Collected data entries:
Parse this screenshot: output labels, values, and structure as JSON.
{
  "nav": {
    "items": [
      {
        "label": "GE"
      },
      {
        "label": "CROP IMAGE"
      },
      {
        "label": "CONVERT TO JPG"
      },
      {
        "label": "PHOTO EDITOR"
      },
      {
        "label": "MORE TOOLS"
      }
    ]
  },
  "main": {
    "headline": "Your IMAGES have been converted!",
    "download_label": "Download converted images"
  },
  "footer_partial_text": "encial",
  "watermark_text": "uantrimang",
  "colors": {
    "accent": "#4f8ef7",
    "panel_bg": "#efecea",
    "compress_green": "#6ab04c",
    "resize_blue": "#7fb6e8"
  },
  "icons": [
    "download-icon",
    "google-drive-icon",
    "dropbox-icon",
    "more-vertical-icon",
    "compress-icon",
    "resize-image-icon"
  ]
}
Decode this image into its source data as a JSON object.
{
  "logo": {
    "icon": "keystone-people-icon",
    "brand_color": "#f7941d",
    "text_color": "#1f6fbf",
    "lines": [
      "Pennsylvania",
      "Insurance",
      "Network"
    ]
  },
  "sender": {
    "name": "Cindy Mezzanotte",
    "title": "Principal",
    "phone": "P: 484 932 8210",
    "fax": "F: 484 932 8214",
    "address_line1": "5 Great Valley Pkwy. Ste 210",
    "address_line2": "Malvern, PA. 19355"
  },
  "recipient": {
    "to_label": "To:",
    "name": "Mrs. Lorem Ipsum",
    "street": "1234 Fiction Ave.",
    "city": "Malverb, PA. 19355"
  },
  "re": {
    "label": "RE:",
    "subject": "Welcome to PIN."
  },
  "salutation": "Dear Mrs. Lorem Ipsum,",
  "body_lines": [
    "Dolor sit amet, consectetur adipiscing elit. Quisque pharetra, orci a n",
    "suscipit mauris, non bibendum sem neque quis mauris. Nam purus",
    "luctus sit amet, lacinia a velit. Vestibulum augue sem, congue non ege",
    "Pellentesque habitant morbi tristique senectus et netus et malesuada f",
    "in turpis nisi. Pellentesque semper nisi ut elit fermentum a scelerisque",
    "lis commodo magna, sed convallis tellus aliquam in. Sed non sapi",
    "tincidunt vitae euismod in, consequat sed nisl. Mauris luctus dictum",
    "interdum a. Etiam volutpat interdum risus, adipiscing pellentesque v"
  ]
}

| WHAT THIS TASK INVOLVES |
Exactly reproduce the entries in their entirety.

| TASK OUTPUT |
Parse this screenshot: output labels, values, and structure as JSON.
{
  "nav": {
    "items": [
      {
        "label": "GE"
      },
      {
        "label": "CROP IMAGE"
      },
      {
        "label": "CONVERT TO JPG"
      },
      {
        "label": "PHOTO EDITOR"
      },
      {
        "label": "MORE TOOLS"
      }
    ]
  },
  "main": {
    "headline": "Your IMAGES have been converted!",
    "download_label": "Download converted images"
  },
  "footer_partial_text": "encial",
  "watermark_text": "uantrimang",
  "colors": {
    "accent": "#4f8ef7",
    "panel_bg": "#efecea",
    "compress_green": "#6ab04c",
    "resize_blue": "#7fb6e8"
  },
  "icons": [
    "download-icon",
    "google-drive-icon",
    "dropbox-icon",
    "more-vertical-icon",
    "compress-icon",
    "resize-image-icon"
  ]
}
Decode this image into its source data as a JSON object.
{
  "logo": {
    "icon": "keystone-people-icon",
    "brand_color": "#f7941d",
    "text_color": "#1f6fbf",
    "lines": [
      "Pennsylvania",
      "Insurance",
      "Network"
    ]
  },
  "sender": {
    "name": "Cindy Mezzanotte",
    "title": "Principal",
    "phone": "P: 484 932 8210",
    "fax": "F: 484 932 8214",
    "address_line1": "5 Great Valley Pkwy. Ste 210",
    "address_line2": "Malvern, PA. 19355"
  },
  "recipient": {
    "to_label": "To:",
    "name": "Mrs. Lorem Ipsum",
    "street": "1234 Fiction Ave.",
    "city": "Malverb, PA. 19355"
  },
  "re": {
    "label": "RE:",
    "subject": "Welcome to PIN."
  },
  "salutation": "Dear Mrs. Lorem Ipsum,",
  "body_lines": [
    "Dolor sit amet, consectetur adipiscing elit. Quisque pharetra, orci a n",
    "suscipit mauris, non bibendum sem neque quis mauris. Nam purus",
    "luctus sit amet, lacinia a velit. Vestibulum augue sem, congue non ege",
    "Pellentesque habitant morbi tristique senectus et netus et malesuada f",
    "in turpis nisi. Pellentesque semper nisi ut elit fermentum a scelerisque",
    "lis commodo magna, sed convallis tellus aliquam in. Sed non sapi",
    "tincidunt vitae euismod in, consequat sed nisl. Mauris luctus dictum",
    "interdum a. Etiam volutpat interdum risus, adipiscing pellentesque v"
  ]
}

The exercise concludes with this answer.